* Task to carry out:
If a line in the data below contains the word "screenshot", copy it out.

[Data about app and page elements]
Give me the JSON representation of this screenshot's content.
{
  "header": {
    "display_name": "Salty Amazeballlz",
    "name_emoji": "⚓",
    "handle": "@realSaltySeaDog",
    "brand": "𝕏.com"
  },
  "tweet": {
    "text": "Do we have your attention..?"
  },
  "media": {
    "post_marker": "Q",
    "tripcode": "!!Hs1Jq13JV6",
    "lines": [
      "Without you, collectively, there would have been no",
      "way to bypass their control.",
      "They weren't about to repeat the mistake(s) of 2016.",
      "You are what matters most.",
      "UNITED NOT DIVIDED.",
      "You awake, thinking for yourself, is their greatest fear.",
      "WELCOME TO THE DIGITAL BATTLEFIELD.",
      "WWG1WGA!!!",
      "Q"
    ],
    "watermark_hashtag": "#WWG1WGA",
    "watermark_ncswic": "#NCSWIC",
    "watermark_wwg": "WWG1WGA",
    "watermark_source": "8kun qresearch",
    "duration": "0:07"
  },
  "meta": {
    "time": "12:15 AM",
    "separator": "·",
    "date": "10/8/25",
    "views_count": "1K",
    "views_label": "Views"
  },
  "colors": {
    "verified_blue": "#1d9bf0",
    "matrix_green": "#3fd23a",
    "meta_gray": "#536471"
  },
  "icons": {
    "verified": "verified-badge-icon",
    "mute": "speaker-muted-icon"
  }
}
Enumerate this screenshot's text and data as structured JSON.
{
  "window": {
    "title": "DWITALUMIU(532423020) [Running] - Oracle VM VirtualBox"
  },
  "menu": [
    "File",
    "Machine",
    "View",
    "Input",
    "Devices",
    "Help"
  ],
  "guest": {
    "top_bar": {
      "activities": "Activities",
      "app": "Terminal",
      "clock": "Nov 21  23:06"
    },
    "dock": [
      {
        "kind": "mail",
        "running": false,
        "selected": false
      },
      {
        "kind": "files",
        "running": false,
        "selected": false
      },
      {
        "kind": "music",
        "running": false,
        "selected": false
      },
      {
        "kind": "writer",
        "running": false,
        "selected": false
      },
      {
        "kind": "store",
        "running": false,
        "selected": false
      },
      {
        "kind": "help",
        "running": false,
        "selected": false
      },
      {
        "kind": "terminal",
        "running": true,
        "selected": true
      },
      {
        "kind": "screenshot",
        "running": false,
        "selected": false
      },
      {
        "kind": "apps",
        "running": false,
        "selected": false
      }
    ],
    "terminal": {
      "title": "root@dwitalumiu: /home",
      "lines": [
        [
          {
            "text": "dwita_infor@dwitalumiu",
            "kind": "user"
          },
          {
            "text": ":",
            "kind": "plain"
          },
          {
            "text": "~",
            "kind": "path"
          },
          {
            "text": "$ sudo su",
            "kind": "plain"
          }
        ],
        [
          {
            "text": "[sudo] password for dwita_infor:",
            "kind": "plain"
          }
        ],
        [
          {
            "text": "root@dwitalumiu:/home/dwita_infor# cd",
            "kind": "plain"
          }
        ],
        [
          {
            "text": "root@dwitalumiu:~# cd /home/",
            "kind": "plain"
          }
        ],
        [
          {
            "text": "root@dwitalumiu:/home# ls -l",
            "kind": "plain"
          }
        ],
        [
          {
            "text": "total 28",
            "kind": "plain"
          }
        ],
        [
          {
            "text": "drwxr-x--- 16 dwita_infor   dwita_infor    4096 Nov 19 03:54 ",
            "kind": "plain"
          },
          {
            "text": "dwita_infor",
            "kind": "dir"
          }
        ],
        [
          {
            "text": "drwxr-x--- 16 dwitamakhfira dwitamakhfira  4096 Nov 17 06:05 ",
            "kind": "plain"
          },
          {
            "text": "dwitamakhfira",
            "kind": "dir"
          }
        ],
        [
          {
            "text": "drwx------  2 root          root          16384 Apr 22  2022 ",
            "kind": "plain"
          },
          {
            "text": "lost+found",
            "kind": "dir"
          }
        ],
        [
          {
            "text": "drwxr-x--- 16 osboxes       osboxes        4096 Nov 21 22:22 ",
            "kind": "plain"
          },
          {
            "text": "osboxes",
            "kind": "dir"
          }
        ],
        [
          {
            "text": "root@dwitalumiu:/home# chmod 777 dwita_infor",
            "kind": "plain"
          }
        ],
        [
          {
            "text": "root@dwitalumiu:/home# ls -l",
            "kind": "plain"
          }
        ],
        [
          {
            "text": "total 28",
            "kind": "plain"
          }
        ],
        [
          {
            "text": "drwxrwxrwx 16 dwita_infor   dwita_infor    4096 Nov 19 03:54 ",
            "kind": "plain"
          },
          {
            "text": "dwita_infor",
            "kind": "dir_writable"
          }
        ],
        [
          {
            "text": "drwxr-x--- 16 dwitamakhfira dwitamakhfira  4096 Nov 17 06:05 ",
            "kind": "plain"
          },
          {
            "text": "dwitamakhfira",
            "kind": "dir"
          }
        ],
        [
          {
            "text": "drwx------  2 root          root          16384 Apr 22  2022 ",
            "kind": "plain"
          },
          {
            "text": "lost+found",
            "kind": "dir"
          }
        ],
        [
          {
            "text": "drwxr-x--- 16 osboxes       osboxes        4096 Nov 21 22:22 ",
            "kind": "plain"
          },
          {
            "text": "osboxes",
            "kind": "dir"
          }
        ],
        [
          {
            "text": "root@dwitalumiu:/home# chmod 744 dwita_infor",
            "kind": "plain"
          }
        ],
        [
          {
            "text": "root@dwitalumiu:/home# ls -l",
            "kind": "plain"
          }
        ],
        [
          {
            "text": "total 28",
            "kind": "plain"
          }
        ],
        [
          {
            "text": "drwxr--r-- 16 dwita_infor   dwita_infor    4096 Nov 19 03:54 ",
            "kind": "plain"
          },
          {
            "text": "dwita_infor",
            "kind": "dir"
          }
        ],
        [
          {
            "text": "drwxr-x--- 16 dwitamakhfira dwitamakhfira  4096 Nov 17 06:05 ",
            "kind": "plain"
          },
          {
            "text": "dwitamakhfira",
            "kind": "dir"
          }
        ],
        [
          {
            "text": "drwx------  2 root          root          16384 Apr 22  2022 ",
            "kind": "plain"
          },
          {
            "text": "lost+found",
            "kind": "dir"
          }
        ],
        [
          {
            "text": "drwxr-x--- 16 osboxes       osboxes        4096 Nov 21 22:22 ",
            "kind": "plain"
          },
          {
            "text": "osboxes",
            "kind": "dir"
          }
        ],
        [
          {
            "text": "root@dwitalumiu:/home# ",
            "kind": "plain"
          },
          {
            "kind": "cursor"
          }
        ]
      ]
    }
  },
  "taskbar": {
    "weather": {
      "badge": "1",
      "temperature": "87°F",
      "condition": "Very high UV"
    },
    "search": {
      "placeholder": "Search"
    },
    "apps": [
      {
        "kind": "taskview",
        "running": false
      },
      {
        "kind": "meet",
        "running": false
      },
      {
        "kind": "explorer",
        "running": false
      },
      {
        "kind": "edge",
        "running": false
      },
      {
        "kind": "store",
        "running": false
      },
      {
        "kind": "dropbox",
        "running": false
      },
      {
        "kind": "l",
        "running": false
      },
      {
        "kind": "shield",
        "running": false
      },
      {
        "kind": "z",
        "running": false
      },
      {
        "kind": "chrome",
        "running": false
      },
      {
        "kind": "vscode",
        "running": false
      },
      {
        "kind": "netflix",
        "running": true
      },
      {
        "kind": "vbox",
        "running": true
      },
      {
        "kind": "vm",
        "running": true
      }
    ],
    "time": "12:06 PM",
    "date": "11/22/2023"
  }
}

* Finished task:
Give me the JSON representation of this screenshot's content.
Enumerate this screenshot's text and data as structured JSON.
        "kind": "screenshot",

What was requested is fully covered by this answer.